A boy rides his bike on the empty Ayalon highway on Yom Kippur.
(photo credit: REUTERS)
As traffic rolled to a stop for the duration of Yom Kippur, so too did levels of nitrogen oxides – contaminants prominent in vehicular emissions.
Similar to each year, as child bicylcists and pedestrians take over the country's major arteries, Israel's urban centers experienced much more breathable air for the duration of the holiday. The dramatic improvement is indicative of transportation's role as the major source of pollution in cities, the Environmental Protection Ministry said on Wednesday night.
In the Gush Dan region, nitrogen oxide levels decreased to about 50 times lower than those prior to Yom Kippur – from 139 parts per billion to just 2.8 parts per billion, according to the ministry. Jerusalem's nitrogen oxide levels plunged to about 64 times lower than pre-holiday values – from 179 parts billion also to 2.8 parts per billion – while those in Haifa fell to about 82 times lower – from 229 parts per billion to 2.8 parts per billion as well, the ministry said.
Nitrogen oxides are able to penetrate deep into the airways, causing symptoms of respiratory diseases and reducing the human body's resistance to bacteria, the ministry explained. Symptoms can range from eye and lung irritations to weakened defenses against respiratory diseases like pneumonia.
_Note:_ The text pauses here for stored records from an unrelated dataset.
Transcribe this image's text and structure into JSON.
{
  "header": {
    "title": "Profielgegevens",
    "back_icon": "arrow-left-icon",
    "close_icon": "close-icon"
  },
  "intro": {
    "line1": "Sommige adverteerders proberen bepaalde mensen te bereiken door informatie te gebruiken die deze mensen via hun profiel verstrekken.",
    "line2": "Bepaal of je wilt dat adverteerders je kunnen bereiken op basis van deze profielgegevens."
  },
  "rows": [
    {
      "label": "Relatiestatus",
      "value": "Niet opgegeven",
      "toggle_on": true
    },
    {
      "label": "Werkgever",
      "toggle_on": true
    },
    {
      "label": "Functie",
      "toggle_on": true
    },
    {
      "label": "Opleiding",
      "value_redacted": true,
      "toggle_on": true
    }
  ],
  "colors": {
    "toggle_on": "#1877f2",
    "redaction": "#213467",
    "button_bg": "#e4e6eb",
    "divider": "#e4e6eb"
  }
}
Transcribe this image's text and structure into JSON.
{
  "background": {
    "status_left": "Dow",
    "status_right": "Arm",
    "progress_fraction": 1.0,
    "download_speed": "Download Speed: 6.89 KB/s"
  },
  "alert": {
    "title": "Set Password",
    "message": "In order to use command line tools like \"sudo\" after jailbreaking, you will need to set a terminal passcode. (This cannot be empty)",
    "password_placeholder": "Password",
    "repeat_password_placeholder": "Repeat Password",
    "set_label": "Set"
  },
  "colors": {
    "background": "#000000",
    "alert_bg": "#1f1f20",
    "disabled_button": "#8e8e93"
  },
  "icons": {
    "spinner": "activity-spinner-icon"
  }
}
Children are typically the most sensitive to high exposure, tending to become more sick with colds that settle in the chest and bronchitis, according to the ministry.
In order to continually reduce the amount of nitrogen oxides present in Israeli cities, the ministry stressed that it is implementing a variety of programs, including tax incentives for green vehicle purchases, the conversion of trucks and buses to natural gas, subsidies of apparatuses to reduce heavy vehicle emissions and encouragement of bicycle use around the country.
On Sunday, the government approved Israel's new greenhouse gas emissions reduction targets program, which contains many measures aimed at overhauling the transportation sector, as well as other major pollution sources. Although the approved plan's targets are significantly slimmed down in comparison to those originally presented by the Environment Ministry, among the goals is a decrease in private vehicle usage by 20% by 2030.